A videopoem by Helen Dewbery and Chaucer Cameron for the title poem from Tania Hershman‘s debut poetry collection with Nine Arches Press. A song by Tania’s brother Nick Hershman, “You Get What You Deserve”, is also incorporated into the soundtrack, and the interplay between the two texts is part of what makes this work so well, I think.
A poem by British Bengali author Saurav Dutt animated by Egyptian filmmaker Nissmah Roshdy, whose film The Dice Player took top honors at the ZEBRA Poetry Film Festival in 2014. The Stone of The Olive was screened at ZEBRA 2106; here’s the description from a YouTube upload of the trailer:
A young man’s soul struggles to stay attached to his homeland after the destruction of war and occupation takes over his country. As he faces violence, the only thing that ties his soul to the land is the olive tree. The film visualizes the poem “The Stone of The Olive” by british author Saurav Dutt and adopts a fantasy-like portrayal of the struggle of Palestinian refugees.
Mahmoud Taji recites the poem, and the music is by Aaron Mist. The translation in subtitles is credited to World Translation Center.
Videographer Kerstin Ebert calls this
A montage about New York City, a faded relationship, a guy on a bus and a note on his hand.
This is my visualization of Mischa Pearlman’s poem “was”, alongside the beautiful song “Maelstrom” by shipwrecks-music.com.
Camera & Editing – Kerstin Ebert
Him – Casey Skodnek
Her – Freeda Lou
Poem – “was”, by Mischa Pearlman
Read by – Kurt Lash
Music – “Maelstrom”, by Shipwrecks
Filmed on Sony a7sii during the cold month of December 2017 in New York City.
A video remix by Othniel Smith for Lucy English’s Book of Hours project, with her reading as the only soundtrack. Smith notes in the description that he sourced the imagery from a 1961 film produced by General Motors called A Touch of Magic. Intrigued, I found a Wikipedia page for it. It included the immortal lines:

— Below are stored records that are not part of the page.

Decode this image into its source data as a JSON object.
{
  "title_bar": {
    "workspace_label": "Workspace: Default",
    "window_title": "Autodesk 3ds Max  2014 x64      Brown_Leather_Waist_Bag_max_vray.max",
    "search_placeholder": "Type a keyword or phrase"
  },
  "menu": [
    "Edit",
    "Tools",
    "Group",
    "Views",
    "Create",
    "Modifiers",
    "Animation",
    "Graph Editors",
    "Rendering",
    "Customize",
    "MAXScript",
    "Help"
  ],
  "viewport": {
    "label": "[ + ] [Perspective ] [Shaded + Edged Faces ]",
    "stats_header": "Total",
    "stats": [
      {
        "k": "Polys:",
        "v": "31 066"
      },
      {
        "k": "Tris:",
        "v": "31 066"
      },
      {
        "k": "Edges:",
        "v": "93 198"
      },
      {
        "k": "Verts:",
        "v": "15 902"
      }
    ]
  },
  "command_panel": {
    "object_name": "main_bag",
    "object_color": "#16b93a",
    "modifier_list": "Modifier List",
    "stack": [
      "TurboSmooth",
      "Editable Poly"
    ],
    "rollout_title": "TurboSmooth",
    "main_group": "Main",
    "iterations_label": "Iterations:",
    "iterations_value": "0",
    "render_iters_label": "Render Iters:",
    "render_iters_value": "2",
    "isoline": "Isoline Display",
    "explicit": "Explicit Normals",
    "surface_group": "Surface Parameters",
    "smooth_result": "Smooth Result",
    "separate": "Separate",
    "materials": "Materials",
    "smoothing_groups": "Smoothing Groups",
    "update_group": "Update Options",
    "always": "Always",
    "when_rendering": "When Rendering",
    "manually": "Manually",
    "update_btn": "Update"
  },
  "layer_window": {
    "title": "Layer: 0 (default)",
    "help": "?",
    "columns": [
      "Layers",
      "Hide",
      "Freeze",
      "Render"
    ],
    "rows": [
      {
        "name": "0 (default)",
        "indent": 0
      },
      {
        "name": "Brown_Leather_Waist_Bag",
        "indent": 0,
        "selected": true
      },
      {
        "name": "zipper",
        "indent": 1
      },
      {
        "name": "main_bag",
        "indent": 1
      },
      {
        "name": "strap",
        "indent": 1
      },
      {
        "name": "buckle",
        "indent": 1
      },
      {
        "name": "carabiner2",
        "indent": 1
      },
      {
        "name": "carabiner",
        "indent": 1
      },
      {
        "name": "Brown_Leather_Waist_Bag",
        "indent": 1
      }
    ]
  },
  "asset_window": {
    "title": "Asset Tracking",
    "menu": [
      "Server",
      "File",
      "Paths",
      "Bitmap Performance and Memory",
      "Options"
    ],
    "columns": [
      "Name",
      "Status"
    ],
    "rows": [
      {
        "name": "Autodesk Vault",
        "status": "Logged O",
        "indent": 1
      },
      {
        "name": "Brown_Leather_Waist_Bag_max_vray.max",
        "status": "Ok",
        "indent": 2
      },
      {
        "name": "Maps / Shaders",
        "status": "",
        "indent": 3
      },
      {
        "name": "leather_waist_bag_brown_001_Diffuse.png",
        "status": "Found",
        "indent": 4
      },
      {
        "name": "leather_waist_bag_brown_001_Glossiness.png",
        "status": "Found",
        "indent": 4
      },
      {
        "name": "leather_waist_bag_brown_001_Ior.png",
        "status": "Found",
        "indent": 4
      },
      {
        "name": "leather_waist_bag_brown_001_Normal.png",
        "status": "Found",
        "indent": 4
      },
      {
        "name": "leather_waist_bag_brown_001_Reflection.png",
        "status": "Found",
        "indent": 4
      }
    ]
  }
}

This dream house you and I will share
Was planned for us by Frigidaire.
A half-century from now, will our contemporary techno-utopian fantasies seem as corn-ball and melancholy as this does now? Nothing ages as poorly as modernism — or is better suited for recycling into poems, especially one as wistful and gently ironic as this.
A pair of videos by Mark “Sparky” Tuson documenting a fascinating public poetry-ish project in Manchester a few years ago.
Artist Micah Purnell writes an ‘open letter’ on billboards to make you think. Twenty-one billboards in Manchester will display artwork that discuss some of the challenges facing consumers of Western progress. 24 March 2014 – 7 April 2014
Sadly, the project’s website is no longer online, but you can still read an article about the installation by Kate Feld at creativetourist.com.
[Purnell’s] messages draw a lot of their inspiration from Oliver James’ book Affluenza: How to Be Successful and Stay Sane, a bleakly brilliant polemic against a society infected by rampant capitalism. Basically, James says, the richer we get, the unhappier and more anxious we become. The more things we have, the less we value ourselves, the more we seek satisfaction through buying stuff and attempting to conform to impossible aspirations, put in our minds with the express purpose of turning a profit. To see these messages sprout in advertising space seems deliciously provocative.